Four-time Scottish sprinting champion Ryan Oswald is determined to help his small cohort of Granite City athletes make big improvements on the track.
Former Great Britain junior and 100m and 200m specialist Oswald, 33, is now holding the stopwatch, more than eight years after hanging up his own spikes.
Now coaching a crop of senior sprinters in Aberdeen, many of whom have represented either Scotland or Great Britain, Oswald certainly has his hands full. His current group of athletes includes Rebecca Matheson, Kathryn Christie, Kelsey Stewart, David Irvine, and Zoey Clark – who is now one of Great Britain’s seasoned 4x400m relay runners.
While the 27-year-old Clark is the most well known of Oswald’s athletes – having been part of the GB relay squad at last year’s Tokyo Olympics among other achievements – Matheson, 23, took a bronze medal in the 200m at the British Universities and Colleges Sport (BUCS) Indoor Championships in February.

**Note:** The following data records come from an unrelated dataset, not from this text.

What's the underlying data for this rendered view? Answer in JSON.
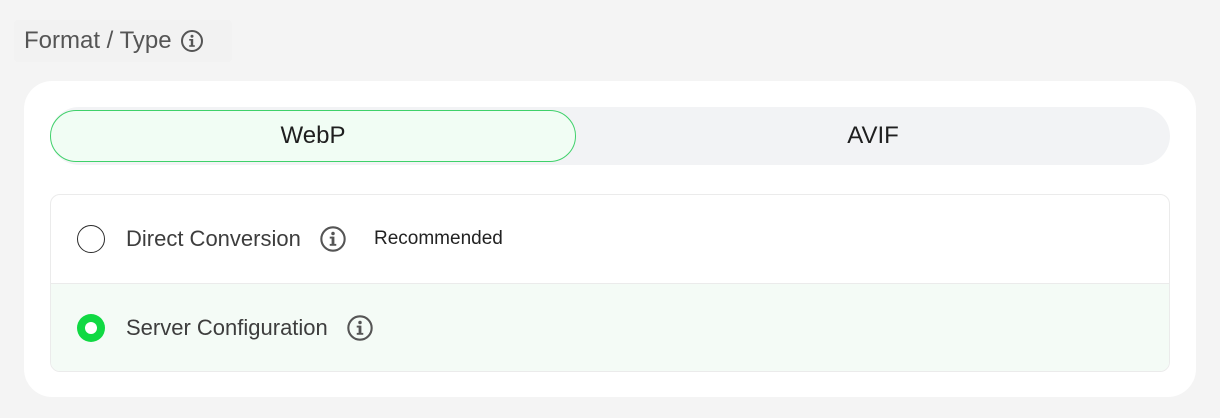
{
  "section": {
    "title": "Format / Type",
    "info_icon": "info-circle-icon"
  },
  "format_toggle": {
    "options": [
      {
        "label": "WebP",
        "selected": true
      },
      {
        "label": "AVIF",
        "selected": false
      }
    ]
  },
  "methods": [
    {
      "label": "Direct Conversion",
      "info_icon": "info-circle-icon",
      "badge": "Recommended",
      "selected": false
    },
    {
      "label": "Server Configuration",
      "info_icon": "info-circle-icon",
      "selected": true
    }
  ],
  "colors": {
    "accent": "#10d943",
    "selected_border": "#3fd16a",
    "selected_bg": "#f1fdf4",
    "row_selected_bg": "#f4fbf6"
  }
}
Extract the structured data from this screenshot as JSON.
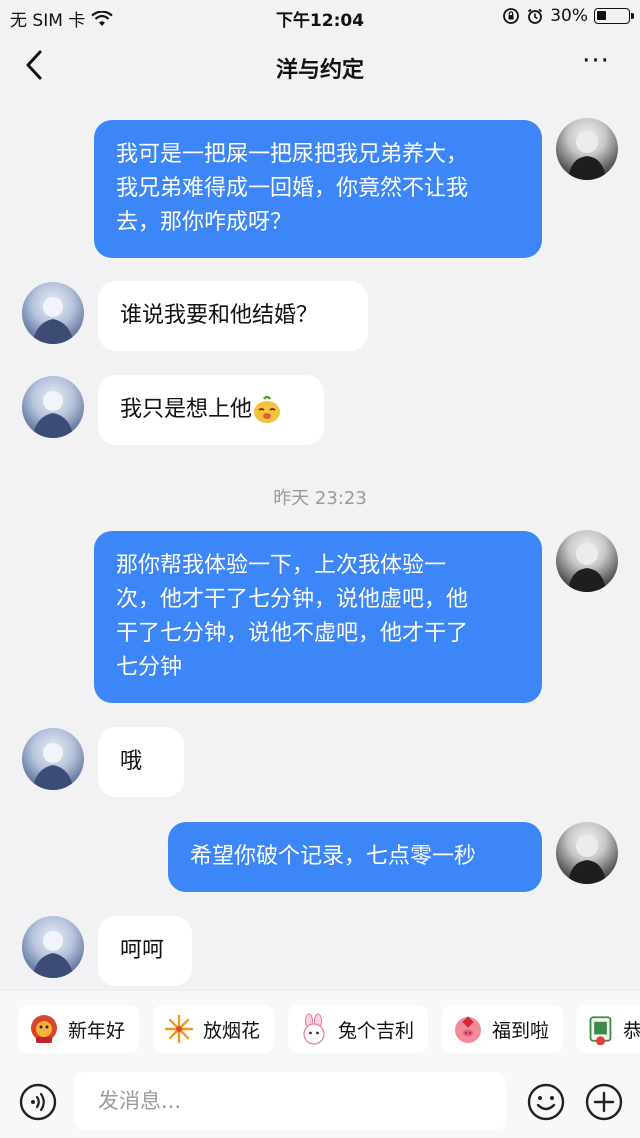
{
  "status_bar": {
    "carrier": "无 SIM 卡",
    "time": "下午12:04",
    "battery_percent": "30%",
    "battery_level": 0.3
  },
  "header": {
    "title": "洋与约定",
    "more": "···"
  },
  "messages": [
    {
      "sender": "me",
      "text": "我可是一把屎一把尿把我兄弟养大，\n我兄弟难得成一回婚，你竟然不让我\n去，那你咋成呀？"
    },
    {
      "sender": "them",
      "text": "谁说我要和他结婚？"
    },
    {
      "sender": "them",
      "text": "我只是想上他",
      "emoji": "sly-face-sticker"
    },
    {
      "sender": "me",
      "text": "那你帮我体验一下，上次我体验一\n次，他才干了七分钟，说他虚吧，他\n干了七分钟，说他不虚吧，他才干了\n七分钟"
    },
    {
      "sender": "them",
      "text": "哦"
    },
    {
      "sender": "me",
      "text": "希望你破个记录，七点零一秒"
    },
    {
      "sender": "them",
      "text": "呵呵"
    }
  ],
  "timestamp": "昨天 23:23",
  "quick_replies": [
    {
      "label": "新年好",
      "icon": "lion-mascot-icon"
    },
    {
      "label": "放烟花",
      "icon": "fireworks-icon"
    },
    {
      "label": "兔个吉利",
      "icon": "rabbit-icon"
    },
    {
      "label": "福到啦",
      "icon": "pig-lucky-icon"
    },
    {
      "label": "恭",
      "icon": "mahjong-icon"
    }
  ],
  "input": {
    "placeholder": "发消息..."
  },
  "colors": {
    "my_bubble": "#3d86f7",
    "their_bubble": "#ffffff",
    "background": "#f2f2f4"
  }
}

The 27-year-old Christie, meanwhile, is a multiple Scottish Champion over 100m and 200m distances, while Stewart, 25, was a Scottish representative at the Commonwealth Games four years ago.
Irvine, also 25, though without an international vest, has a good chance of dipping under 11 seconds for the 100m this year.
Oswald only took on the role as their coach seven months ago – though he has held athletics coaching qualifications far longer – but he does not seem overly daunted by being thrust back into the world of competitive athletics.
In many senses, he may feel as if he never actually left it.
Turning coaching skills gained during own track career on Clark was natural step
As Clark’s long-term partner, Oswald has never been far away from the running track since he stepped back from competing in 2014.
He has always been there to offer advice to Clark – but after her decision to leave her previous coach, Eddie McKenna, last year, Oswald has taken up the mantle of leading one of the British relay team’s mainstays into the 2022 season and beyond.
And Oswald explains he has long been a student of athletics, having attended coaching courses while he was still a competitive athlete in a bid to get the best out of himself.
Now, however, he can use his knowledge and experience to get the most out of others.
“Being a sprinter, I wanted to be the fastest guy in the country,” Oswald said.
“It got to a point when you become a student of the sport a little bit – you want to try and make any improvement possible to your performance, which is why I did coaching courses and certifications, things like that.”
Small squad could yield better results for athletes
With Matheson, Christie, Stewart, and Irvine also moving to Oswald’s coaching set-up, he has had plenty to work on – but with all of the current squad competing at senior level, the challenge of coaching five high-level sprinters has been a manageable one.
He explained: “Every athlete has their own needs and things they need addressed, but it does help that they’re all adults.
“They’re all in their twenties. They’ve become a part of this group because they’ve identified that they need assistance and they need coaching, so they’re willing to listen and they’re willing to learn with me.
“I try and engage them as much as possible in terms of getting them invested in the training programme and what they’re trying to achieve, and (we) work together.
“I’m trying to keep the squad quite small so I can dedicate as much time to each individual as possible.”
The results have been strong so far.
Christie earned her first international call-up in seven years in February, with Matheson, Clark, and Irvine all having set personal bests following a strong winter.
Stewart, too, is making progress having returned to athletics following a stint with the British skeleton programme.
Globe-trotting with partner Clark?
With Clark once again aiming to feature in a season packed with major internationals – the World Championships, Commonwealth Games, and European Championships are all taking place this summer – will Oswald be travelling across country and continent to watch his partner compete?
The answer is that he probably won’t, partly down to Oswald’s work commitments as an engineer, but partly also because Clark has proved herself to be self-reliant on the international stage.
Oswald said: “I probably won’t be there (at the major competitions), but it wouldn’t be the first time I’ve watched Zoey race at 2am in the morning.
“When I was working in Singapore, I got up stupidly early to watch her run her 400m semi-final at London 2017.”